Connection of the heart to the systemic circulation is a critical developmental event that requires selective preservation of embryonic vessels (aortic arches). However, why some aortic arches regress while others are incorporated into the mature aortic tree remains unclear. By microdissection and deep sequencing in mouse, we find that neural crest (NC) only differentiates into vascular smooth muscle cells (SMCs) around those aortic arches destined for survival and reorganization, and identify the transcription factor Gata6 as a crucial regulator of this process. Gata6 is expressed in SMCs and its target genes activation control SMC differentiation. Furthermore, Gata6 is sufficient to promote SMCs differentiation in vivo, and drive preservation of aortic arches that ought to regress. These findings identify Gata6-directed differentiation of NC to SMCs as an essential mechanism that specifies the aortic tree, and provide a new framework for how mutations in GATA6 lead to congenital heart disorders in humans.
RNA-seq analysis of branchial arches and outflow tract of the mouse embryo at E10.5 and E11.5Publicly available at EBI.
ChIP-seq for Meis on mouse branchial arches at E11.5Publicly available at EBI.
ChIP-seq for Gata6 and histone H3K27Ac on mouse branchial arches at E11.5Publicly available at EBI.

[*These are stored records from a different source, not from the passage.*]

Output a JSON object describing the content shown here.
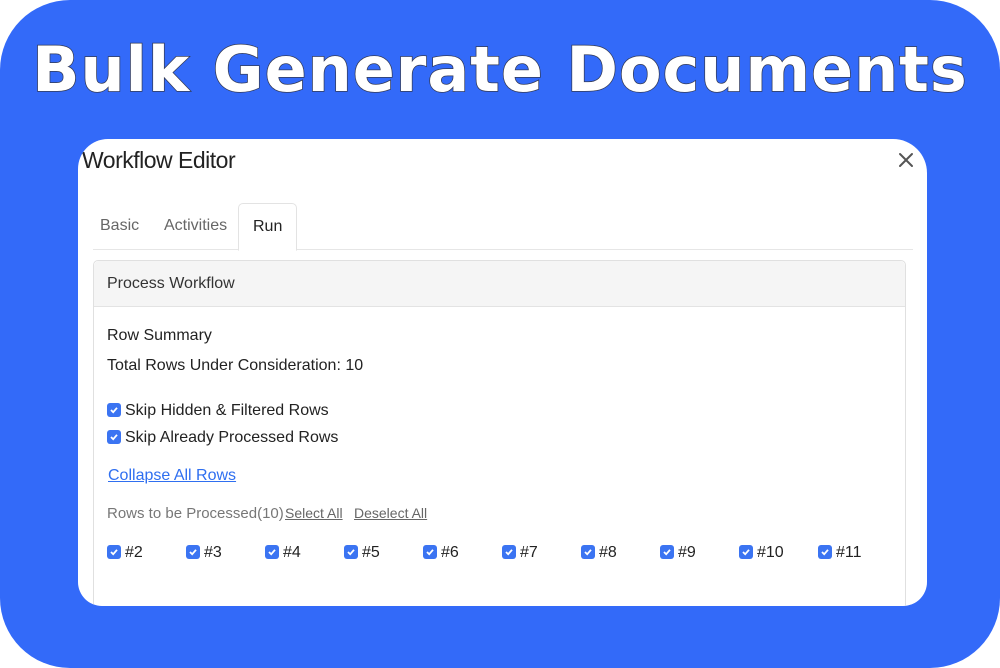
{
  "banner": {
    "title": "Bulk Generate Documents",
    "background": "#336af9"
  },
  "dialog": {
    "title": "Workflow Editor",
    "close_icon": "close-icon",
    "tabs": [
      {
        "label": "Basic",
        "active": false
      },
      {
        "label": "Activities",
        "active": false
      },
      {
        "label": "Run",
        "active": true
      }
    ],
    "panel": {
      "title": "Process Workflow",
      "row_summary_heading": "Row Summary",
      "total_rows_text": "Total Rows Under Consideration: 10",
      "options": [
        {
          "label": "Skip Hidden & Filtered Rows",
          "checked": true
        },
        {
          "label": "Skip Already Processed Rows",
          "checked": true
        }
      ],
      "collapse_link": "Collapse All Rows",
      "rows_label": "Rows to be Processed(10)",
      "select_all": "Select All",
      "deselect_all": "Deselect All",
      "rows": [
        {
          "label": "#2",
          "checked": true
        },
        {
          "label": "#3",
          "checked": true
        },
        {
          "label": "#4",
          "checked": true
        },
        {
          "label": "#5",
          "checked": true
        },
        {
          "label": "#6",
          "checked": true
        },
        {
          "label": "#7",
          "checked": true
        },
        {
          "label": "#8",
          "checked": true
        },
        {
          "label": "#9",
          "checked": true
        },
        {
          "label": "#10",
          "checked": true
        },
        {
          "label": "#11",
          "checked": true
        }
      ]
    }
  },
  "colors": {
    "accent": "#3b74f2",
    "link": "#2f6ff0"
  }
}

Reinstatement of developmental stage-specific GATA4 enhancers controls the gene expression program in heart diseaseGata4 ChIP-seqPublicly available at the NCBI Gene Expression Omnibus (accession no: GSE52123).
Gene bivalency at Polycomb domains regulates cranial neural crest positional identity [ATAC-seq]ATAC-seq BA2Publicly available at the NCBI Gene Expression Omnibus (accession no: GSE89436).
- Nicoletta Bobola
- Nicoletta Bobola
- Charles Sagerström
The funders had no role in study design, data collection and interpretation, or the decision to submit the work for publication.
Animal experimentation: Experiments on animals followed the local (ASPA 1986, UK; Portaria 1005/92 and Directive 2010/63/EU, P) legislations concerning housing, husbandry, and welfare.
- Marianne Bronner, California Institute of Technology, United States
© 2017, Losa et al.
This article is distributed under the terms of the Creative Commons Attribution License permitting unrestricted use and redistribution provided that the original author and source are credited.
Development of tooth shape is regulated by the enamel knot signalling centre, at least in mammals. Fgf signalling regulates differential proliferation between the enamel knot and adjacent dental epithelia during tooth development, leading to formation of the dental cusp. The presence of an enamel knot in non-mammalian vertebrates is debated given differences in signalling. Here, we show the conservation and restriction of fgf3, fgf10, and shh to the sites of future dental cusps in the shark (Scyliorhinus canicula), whilst also highlighting striking differences between the shark and mouse. We reveal shifts in tooth size, shape, and cusp number following small molecule perturbations of canonical Wnt signalling. Resulting tooth phenotypes mirror observed effects in mammals, where canonical Wnt has been implicated as an upstream regulator of enamel knot signalling. In silico modelling of shark dental morphogenesis demonstrates how subtle changes in activatory and inhibitory signals can alter tooth shape, resembling developmental phenotypes and cusp shapes observed following experimental Wnt perturbation. Our results support the functional conservation of an enamel knot-like signalling centre throughout vertebrates and suggest that varied tooth types from sharks to mammals follow a similar developmental bauplan. Lineage-specific differences in signalling are not sufficient in refuting homology of this signalling centre, which is likely older than teeth themselves.
The tooth shape of sharks and mice are regulated by a similar signaling center despite their teeth having very different geometries.